September 9, 2018
I recently recalled an incident from several years ago that involved my wife’s red VW Turbo New Beetle and a rose. I told the story on Facebook recently, and share an edited version of the story here with you.
NOTE: there is some conjecture in this story, but the rapid sequences made it seem obvious what was going on. Only God knows. But it amused me.
There was an incident several years ago having to do with my wife’s red Beetle and a flower. I had picked up her car from Grace Christian School, where she taught, and took it for some kind of needed service. On my way back to the school, I was waiting at a left turn signal.
To my right, up lumbered a pickup the size and looks of a locomotive – a “man“ truck. It was jacked up so high you’d likely need a step ladder to clamber into the driver seat. It was one of those trucks that looked like a high side wind would likely tip it over.
As drivers often do, he took a glance into the car next to him, as I looked up into his lofty position. After a double-take, a foul scowl immediately darkened his face. Next his mouth opened.
I could not hear him, but the way he spit out words, and seeing the tense anger on his face, I can guess the speech was foul as well, expressing the stupidity of a “feminine” man with a flower in his car. His disgust was clear, particularly as he glanced down into the car as he spoke.
The light changed, and he jammed the pedal and lumbered off, still spouting whatever he was spouting. He probably did not realize I was driving a pocket rocket with five valves per cylinder and a turbo charger, which could’ve left him standing at the line.
Right then I wished I had the opportunity to say “Did you know the most fearsome awesome Being in the entire universe created this flower?” (And everything else we can see and not see.)
I would have refrained from saying what else I was thinking, “I am sorry that you are so insecure in your manhood.“
If my car had a bud vase, there would be a flower in there all the time. Beauty does much to calm tension and slow racing hearts.
Remembering this has caused me to think more about identity and where we try to find it. It seemed likely that this man derived a good deal of identity from the vehicle which he drove. This is a common human affliction, and I admit I have gone down this wayward path as well.
Cars became identified with America: wide expansive spaces and the open road. Cars are customized to more readily fit the personalities of the owners, or to set themselves apart from the masses. Manufacturers play to this desire by providing ways to order a one-of-a-kind vehicle with options and add-ons.
It’s not just cars and trucks. We identify with teams, brands, kinds of geography, place, musicians, song styles, and certain coffee drinks. The list is endless. People want to be seen, and seen in ways that enhance their uniqueness. Some give strong attention to this. And we all have seen the attempts to craft alternative realities on Facebook.
Why do we do this? Innately we want to be valued. We want to be remembered. If we are not secure in who we are before God, and have not appreciated His gifts in and to us, we’ll contort ourselves to create something for people to notice. We want that vibe, whatever it is.

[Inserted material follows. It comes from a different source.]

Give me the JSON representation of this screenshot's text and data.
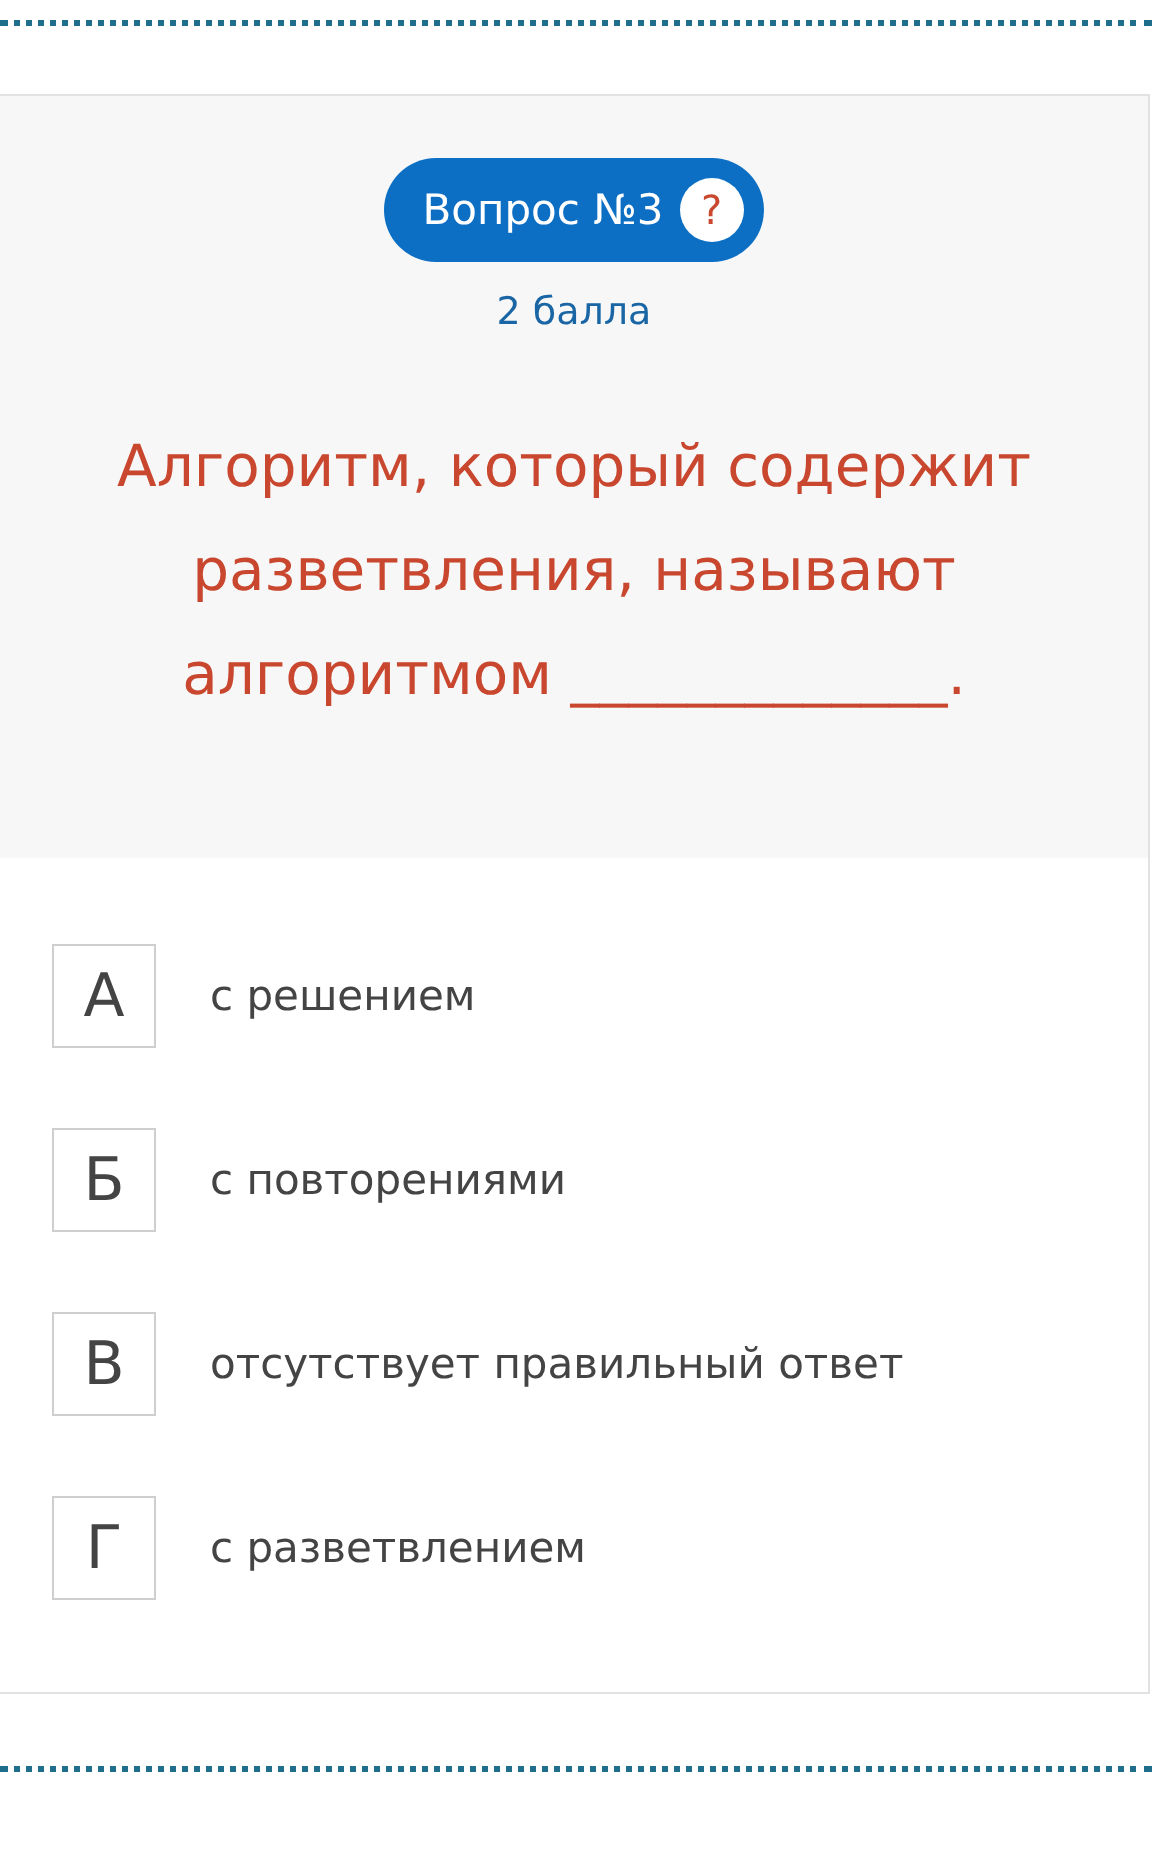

I believe the single largest underlying factor is the desire to be loved. “Hey, look at me” is almost certain to have at its root “please love me”.
So driving a monstrous truck can be a call for someone to love and care? I bet it can. As can a cute little red car with a flower in a bud vase. We all have personal preferences. That is great. We are created that way as part of the infinite variety God gave us.
The issue is how important are the preferences. If we lift ourselves and look askance at others, preference is too important.
I have found that the more I rest in the full acceptance and love of the Almighty, the less concerned I am about the (inauthentic) prestige of owning certain things or looking certain ways. (Not that I would turn down the opportunity to drive a Porsche 911 at speed on a twisty mountain road – after much practice.)
Where do you strive to gain your identity? Would it be good news to you to learn you do not have to strive at all, but simply accept with gratitude the person God made you to be?